By Errol Casten/NEMS Daily Journal
A handful of our region’s oddities:
* “Faulkner” – as in William Faulkner – is the name the world knows, but “Falkner” is the way most of the rest of the novelist’s family spelled it – and the way the Tippah County town named after the family is spelled.
* Col. W.C. Falkner, William Faulkner’s great-grandfather, is said to have named the town of Ecru, which was on the railroad he built. After enduring the fuss between two prominent families that each wanted the town to bear their name, the story goes, he asked, “What color is this building?” When someone answered, “Ecru,” he is said to have replied, “Then that’s the name of the town.”
* Oxford residents named their town for the famous English university town in hopes of landing the soon-to-be-established state university. When legislators chose the site, Oxford is supposed to have nosed out Mississippi City – an unincorporated community on the Gulf Coast – by one vote.
* According to the Mississippi Forestry Commission, the national champion shortleaf pine is in Union County on land owned by Mary Harris, and the national champion winged sumac tree is at the West Point Country Club.
* In Calhoun County, Bruce and Calhoun City both have “courthouse squares” but no courthouse. The story goes that the rivalry between the two cities to become the county seat was so fierce that county leaders compromised by putting it between them in Pittsboro, where both the old and new courthouses sit on the south side of the square, and Highway 9 bisects it.
* Most U.S. Postal Service regions (areas that have the same three first digits in their ZIP code) assign the “01″ ZIP code to the city in which the mail is sorted, such as Tupelo’s 38801. Because mail from the 386** ZIP region of north Mississippi is sorted in Memphis, 38801 is assigned alphabetically – to Abbeville.
* Only about half of Mississippi drains into the Mississippi River. The rest – no surprise to Northeast Mississippians – is in watersheds of the Tombigbee, the Pearl and several coast-area rivers.
* Of the 10 largest employers in Mississippi, two – North Mississippi Health Services and Baptist Health Services – operate in Northeast Mississippi.
* Of Mississippi’s eight counties named after U.S. presidents, one – Monroe – is in Northeast Mississippi.

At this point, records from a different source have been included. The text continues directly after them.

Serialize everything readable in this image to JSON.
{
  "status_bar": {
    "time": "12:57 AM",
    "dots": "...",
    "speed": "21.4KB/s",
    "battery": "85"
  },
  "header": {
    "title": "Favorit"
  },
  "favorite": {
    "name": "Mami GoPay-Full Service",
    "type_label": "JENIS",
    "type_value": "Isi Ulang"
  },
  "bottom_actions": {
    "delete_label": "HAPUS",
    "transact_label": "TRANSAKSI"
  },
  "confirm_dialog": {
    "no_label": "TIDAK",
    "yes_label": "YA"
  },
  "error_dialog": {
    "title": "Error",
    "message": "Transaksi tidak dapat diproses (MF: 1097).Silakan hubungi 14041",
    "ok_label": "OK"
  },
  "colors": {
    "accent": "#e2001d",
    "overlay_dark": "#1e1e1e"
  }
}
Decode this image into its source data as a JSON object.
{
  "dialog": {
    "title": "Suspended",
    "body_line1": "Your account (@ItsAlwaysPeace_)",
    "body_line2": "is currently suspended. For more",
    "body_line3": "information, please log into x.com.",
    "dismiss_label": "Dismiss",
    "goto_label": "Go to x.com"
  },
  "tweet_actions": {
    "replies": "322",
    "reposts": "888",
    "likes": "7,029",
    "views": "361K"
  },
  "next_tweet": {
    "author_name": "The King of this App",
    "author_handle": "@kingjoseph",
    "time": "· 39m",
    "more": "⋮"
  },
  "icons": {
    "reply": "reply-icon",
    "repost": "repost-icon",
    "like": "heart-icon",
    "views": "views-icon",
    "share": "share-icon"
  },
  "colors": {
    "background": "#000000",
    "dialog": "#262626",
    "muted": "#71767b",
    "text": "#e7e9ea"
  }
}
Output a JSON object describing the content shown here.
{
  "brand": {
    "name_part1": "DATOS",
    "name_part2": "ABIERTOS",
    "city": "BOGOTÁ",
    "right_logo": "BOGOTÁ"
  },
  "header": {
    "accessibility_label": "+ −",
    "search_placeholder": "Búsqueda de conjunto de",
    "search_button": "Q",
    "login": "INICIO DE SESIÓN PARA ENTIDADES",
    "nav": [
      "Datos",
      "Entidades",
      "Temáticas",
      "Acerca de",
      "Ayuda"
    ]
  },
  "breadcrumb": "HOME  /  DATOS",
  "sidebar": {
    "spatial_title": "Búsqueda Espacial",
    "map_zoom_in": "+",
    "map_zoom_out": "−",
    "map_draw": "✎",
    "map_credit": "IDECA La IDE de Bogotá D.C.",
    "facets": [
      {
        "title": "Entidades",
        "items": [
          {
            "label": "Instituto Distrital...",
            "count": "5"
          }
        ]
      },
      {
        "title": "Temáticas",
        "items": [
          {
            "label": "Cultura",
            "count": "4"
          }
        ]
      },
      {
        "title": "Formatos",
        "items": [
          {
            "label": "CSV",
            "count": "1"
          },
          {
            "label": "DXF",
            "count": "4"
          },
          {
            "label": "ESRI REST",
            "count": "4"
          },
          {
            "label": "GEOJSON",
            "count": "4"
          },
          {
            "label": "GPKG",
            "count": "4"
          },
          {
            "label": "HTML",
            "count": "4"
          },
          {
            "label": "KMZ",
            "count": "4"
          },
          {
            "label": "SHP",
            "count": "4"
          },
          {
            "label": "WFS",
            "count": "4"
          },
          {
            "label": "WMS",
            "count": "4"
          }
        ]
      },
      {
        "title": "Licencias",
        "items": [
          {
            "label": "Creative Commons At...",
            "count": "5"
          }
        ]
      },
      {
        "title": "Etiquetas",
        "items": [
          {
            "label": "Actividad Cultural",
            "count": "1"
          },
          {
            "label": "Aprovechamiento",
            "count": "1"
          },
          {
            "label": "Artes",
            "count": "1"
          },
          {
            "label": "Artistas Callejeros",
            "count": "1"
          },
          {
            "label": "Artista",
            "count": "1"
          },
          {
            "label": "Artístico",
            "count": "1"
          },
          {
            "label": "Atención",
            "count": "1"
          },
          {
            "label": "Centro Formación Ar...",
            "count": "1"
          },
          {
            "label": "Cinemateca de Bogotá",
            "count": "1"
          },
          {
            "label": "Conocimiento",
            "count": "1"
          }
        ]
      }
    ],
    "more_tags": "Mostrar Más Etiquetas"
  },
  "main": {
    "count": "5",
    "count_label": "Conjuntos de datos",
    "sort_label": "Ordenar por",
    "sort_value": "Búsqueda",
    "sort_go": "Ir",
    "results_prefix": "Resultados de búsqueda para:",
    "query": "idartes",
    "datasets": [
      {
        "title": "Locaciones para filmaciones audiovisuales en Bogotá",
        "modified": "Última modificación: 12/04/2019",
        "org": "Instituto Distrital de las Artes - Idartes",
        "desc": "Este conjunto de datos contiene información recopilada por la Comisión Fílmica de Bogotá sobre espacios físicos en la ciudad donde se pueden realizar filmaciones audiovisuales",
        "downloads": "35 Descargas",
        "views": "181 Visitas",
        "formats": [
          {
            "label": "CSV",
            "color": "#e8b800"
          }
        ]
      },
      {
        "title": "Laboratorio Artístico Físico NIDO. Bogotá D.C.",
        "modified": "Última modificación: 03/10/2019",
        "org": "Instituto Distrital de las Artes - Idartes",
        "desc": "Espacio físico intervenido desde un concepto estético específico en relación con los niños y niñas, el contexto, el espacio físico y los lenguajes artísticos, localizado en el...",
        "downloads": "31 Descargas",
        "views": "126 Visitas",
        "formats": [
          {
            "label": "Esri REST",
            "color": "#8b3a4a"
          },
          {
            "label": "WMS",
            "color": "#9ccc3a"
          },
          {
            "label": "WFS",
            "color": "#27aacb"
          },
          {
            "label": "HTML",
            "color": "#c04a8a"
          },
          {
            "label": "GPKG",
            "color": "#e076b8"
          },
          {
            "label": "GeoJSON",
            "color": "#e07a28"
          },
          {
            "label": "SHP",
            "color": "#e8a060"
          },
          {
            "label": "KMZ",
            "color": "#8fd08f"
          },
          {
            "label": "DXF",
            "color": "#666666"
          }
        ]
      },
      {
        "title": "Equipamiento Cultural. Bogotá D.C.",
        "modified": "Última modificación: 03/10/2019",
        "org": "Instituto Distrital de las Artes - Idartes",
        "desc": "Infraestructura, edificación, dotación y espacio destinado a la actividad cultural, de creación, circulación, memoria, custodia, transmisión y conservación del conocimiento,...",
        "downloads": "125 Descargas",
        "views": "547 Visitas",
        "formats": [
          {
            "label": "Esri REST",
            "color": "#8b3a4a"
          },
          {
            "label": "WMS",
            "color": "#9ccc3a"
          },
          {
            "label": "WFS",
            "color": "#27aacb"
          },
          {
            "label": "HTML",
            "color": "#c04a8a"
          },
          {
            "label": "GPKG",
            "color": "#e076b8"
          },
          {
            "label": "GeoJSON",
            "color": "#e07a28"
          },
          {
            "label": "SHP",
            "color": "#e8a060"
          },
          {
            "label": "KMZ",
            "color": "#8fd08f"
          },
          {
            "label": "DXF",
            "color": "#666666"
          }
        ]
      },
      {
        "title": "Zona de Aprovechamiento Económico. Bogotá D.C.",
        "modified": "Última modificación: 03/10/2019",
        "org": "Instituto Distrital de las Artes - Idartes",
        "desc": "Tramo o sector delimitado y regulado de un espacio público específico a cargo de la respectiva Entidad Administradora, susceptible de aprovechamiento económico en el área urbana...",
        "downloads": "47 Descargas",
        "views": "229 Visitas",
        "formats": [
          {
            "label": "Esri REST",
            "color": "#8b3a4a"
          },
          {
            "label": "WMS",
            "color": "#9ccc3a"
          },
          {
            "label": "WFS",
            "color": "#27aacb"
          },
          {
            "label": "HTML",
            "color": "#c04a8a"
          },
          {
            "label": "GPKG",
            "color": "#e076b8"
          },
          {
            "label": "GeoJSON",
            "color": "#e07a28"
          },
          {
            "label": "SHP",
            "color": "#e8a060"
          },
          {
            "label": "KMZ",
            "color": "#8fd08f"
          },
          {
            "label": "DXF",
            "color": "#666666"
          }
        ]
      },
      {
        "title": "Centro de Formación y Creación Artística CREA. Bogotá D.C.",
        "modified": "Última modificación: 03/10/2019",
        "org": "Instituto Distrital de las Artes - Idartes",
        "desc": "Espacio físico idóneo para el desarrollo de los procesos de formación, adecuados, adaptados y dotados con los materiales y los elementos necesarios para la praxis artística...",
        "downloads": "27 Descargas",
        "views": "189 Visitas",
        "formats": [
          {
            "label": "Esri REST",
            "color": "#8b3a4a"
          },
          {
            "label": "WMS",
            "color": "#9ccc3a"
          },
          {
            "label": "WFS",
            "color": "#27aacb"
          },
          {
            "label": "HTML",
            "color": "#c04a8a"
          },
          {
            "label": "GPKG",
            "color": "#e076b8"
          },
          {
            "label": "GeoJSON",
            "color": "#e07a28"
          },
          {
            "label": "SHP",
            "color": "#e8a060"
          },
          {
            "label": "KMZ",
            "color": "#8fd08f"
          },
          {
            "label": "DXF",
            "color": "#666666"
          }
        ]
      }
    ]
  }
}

* There is a Main Street in New Albany, but a ride down Bankhead Street, one block northeast, shows Main Street is not the main street.
Contact Daily Journal Oxford Bureau reporter Errol Castens at (662) 281-1069.